It's an ether. A halogenated ether, not an alkane, nor an alkyl halide though it has halogens on it.
Surgical anesthesia from the beginning has been accomplished with diethyl ether, which works sufficiently well. While it disrupts neuronal permeability to the point of unconsciousness, it has a specific danger. 1) it is highly volatile (low vapor pressure) 2) it is extremely flammable.
However, the use of halogenated ethers reduces the risk of explosion and is still used today. The halogens on these compounds are not very reactive and do not react like typical alkyl halides. If they did, they would be extremely corrosive. The groups do not leave readily since 1) this is the gas phase we're talking about, not protic solvent 2) loss of a leaving group leads to an inductively destabilized charge.
In terms of function (versus structure--not versus functional group identity) they are ethers. If you wish to talk about functionality in terms of reactivity, fluoroalkanes do not behave like most alkyl halides do. However, if you want to just identify the functional groups the two mentioned are the only possibilities.
There are far more important properties of these compounds than the functional groups they contain which are among the simplest.

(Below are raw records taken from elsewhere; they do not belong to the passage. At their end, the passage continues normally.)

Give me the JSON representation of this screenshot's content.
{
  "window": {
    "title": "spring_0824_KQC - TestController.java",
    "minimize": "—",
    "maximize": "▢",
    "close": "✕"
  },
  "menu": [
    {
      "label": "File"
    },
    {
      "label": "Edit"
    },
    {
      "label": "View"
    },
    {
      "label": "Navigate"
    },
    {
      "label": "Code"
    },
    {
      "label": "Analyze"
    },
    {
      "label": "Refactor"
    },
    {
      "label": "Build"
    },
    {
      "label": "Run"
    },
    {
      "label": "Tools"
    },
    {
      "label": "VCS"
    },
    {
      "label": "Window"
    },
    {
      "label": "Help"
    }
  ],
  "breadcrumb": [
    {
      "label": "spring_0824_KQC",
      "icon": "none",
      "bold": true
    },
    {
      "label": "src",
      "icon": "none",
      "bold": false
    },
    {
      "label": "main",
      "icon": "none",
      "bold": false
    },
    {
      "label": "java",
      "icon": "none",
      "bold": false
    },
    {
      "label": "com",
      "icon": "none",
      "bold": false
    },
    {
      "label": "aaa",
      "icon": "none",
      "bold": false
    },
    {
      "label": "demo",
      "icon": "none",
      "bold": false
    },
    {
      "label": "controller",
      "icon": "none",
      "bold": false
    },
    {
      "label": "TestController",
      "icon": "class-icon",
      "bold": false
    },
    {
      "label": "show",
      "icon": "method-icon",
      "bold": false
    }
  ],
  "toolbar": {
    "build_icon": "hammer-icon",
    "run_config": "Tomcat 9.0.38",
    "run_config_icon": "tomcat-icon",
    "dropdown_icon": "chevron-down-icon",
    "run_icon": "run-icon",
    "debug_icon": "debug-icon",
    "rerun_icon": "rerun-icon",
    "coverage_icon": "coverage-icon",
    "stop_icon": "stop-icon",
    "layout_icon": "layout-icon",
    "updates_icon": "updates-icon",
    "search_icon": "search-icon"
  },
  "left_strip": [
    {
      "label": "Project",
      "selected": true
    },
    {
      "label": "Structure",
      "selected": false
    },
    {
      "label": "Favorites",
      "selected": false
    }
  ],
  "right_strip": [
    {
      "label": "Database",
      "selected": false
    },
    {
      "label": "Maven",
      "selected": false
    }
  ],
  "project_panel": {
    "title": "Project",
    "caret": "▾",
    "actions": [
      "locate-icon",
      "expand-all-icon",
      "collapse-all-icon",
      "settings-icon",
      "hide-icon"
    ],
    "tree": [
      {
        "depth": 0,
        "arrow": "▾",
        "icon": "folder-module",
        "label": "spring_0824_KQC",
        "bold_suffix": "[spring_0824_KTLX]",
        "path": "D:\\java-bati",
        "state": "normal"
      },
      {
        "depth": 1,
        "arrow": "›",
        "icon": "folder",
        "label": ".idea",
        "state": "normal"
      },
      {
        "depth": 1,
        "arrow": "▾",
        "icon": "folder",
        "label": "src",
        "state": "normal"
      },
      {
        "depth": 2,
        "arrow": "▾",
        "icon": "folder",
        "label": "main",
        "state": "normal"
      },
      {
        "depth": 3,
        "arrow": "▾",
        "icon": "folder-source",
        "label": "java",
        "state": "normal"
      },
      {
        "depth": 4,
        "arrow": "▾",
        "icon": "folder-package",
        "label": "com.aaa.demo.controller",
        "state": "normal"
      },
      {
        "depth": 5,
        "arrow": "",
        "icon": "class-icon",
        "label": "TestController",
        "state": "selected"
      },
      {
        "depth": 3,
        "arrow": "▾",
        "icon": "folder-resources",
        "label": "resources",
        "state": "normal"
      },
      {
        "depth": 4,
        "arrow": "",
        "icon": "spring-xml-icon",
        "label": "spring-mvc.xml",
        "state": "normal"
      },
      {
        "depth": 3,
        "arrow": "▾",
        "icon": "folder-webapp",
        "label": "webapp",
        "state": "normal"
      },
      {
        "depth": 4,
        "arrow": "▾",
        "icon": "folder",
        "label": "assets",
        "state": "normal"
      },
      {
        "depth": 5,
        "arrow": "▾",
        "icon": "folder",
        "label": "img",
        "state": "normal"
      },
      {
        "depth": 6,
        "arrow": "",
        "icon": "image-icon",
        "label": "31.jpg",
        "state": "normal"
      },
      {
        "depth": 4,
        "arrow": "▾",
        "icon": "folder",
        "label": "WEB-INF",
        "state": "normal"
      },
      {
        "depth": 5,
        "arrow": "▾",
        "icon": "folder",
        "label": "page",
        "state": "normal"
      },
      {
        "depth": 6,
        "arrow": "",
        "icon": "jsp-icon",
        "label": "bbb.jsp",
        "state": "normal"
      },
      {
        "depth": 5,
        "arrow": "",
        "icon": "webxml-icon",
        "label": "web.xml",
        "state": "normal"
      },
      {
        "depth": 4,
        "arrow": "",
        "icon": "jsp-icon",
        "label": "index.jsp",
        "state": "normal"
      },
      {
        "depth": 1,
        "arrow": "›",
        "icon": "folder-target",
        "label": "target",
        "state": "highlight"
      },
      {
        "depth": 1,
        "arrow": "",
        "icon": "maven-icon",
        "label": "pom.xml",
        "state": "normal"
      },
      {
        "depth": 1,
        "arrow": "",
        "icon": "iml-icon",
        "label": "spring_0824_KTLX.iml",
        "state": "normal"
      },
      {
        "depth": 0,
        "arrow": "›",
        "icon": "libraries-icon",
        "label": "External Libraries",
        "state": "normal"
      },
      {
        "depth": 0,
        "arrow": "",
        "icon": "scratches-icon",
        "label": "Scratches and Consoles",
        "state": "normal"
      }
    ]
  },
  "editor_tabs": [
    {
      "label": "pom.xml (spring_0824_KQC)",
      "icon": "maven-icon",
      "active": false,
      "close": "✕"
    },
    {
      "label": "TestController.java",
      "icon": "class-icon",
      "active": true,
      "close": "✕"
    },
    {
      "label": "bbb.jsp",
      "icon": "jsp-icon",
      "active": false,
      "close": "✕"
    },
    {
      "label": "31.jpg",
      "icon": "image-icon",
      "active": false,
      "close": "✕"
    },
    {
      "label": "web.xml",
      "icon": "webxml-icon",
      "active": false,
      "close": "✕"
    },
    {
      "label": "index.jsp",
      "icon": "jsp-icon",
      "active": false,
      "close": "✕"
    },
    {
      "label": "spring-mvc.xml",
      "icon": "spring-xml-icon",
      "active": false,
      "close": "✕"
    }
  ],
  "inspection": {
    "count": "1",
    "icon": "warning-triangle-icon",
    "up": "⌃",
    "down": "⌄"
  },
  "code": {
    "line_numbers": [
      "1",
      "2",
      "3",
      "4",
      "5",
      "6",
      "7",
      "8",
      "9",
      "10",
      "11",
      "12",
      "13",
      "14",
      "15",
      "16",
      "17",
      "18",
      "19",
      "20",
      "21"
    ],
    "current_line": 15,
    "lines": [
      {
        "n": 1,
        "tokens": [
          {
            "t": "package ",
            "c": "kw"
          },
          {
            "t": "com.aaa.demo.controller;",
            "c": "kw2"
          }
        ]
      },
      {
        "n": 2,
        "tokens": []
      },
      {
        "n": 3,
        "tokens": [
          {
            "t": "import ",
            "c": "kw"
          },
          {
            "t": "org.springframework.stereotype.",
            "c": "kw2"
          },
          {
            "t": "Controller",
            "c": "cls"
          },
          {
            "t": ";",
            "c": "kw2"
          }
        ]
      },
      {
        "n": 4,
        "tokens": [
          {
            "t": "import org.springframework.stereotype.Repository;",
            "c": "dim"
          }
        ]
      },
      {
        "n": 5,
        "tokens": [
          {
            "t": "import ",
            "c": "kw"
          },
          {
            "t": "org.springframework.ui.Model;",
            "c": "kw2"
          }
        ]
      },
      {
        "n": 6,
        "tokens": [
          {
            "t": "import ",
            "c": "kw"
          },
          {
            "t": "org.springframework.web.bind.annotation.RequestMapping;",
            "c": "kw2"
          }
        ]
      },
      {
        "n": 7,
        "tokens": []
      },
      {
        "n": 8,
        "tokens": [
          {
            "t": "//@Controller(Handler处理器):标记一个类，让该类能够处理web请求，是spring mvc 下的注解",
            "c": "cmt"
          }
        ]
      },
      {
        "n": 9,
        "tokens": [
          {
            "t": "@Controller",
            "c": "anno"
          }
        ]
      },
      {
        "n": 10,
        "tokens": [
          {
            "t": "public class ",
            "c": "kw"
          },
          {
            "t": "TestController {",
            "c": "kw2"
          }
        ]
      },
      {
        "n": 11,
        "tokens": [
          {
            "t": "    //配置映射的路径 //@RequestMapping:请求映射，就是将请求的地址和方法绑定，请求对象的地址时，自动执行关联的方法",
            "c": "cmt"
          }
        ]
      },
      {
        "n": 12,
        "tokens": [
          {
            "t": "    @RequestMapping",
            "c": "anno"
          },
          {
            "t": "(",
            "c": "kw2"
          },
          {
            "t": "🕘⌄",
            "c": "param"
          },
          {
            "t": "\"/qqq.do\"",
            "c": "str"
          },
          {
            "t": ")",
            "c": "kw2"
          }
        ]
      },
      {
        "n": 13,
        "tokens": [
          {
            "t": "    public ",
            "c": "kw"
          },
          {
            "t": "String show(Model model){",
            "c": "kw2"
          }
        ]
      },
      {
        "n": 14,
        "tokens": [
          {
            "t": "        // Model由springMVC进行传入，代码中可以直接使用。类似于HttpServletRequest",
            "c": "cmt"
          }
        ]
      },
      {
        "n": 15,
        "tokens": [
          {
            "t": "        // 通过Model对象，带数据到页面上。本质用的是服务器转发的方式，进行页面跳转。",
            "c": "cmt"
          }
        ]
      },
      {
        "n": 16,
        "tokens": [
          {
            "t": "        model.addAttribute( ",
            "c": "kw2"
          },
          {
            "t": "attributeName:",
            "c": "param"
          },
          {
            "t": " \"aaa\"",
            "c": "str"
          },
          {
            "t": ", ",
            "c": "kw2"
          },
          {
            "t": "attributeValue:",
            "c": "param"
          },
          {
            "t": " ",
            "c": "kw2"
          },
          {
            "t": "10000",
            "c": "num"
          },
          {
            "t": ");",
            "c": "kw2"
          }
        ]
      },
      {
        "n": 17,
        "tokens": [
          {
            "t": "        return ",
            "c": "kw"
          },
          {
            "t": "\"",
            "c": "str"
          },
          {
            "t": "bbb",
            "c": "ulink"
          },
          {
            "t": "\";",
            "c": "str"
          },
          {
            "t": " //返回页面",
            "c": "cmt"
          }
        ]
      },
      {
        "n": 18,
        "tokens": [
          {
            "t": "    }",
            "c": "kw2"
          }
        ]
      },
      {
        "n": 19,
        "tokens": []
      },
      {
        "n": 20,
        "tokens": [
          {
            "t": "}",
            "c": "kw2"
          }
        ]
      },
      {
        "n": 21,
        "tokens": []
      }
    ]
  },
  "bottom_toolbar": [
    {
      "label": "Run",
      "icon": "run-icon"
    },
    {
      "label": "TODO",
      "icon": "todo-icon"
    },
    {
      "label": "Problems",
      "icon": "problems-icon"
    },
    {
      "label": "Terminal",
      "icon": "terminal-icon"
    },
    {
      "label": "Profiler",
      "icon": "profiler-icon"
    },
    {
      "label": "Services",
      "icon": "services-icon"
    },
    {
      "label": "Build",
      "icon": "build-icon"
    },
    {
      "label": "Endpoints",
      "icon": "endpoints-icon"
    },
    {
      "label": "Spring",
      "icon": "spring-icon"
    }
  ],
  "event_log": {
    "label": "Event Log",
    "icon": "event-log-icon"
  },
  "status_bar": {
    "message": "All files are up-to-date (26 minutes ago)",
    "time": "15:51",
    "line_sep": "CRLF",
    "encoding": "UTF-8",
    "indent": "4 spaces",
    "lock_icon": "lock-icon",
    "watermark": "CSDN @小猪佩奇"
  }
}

These compounds are used because they are relatively unreactive. Ethers are common solvents and don't react except with concentrated acid. The halides are not good leaving groups (no protic solvent) so they don't react either. Think of methylene chloride. Most organic solvents are flammable. CH2Cl2 is not. Nor does it react even in the presence of Grignard reagents. The better question is why do you think that is?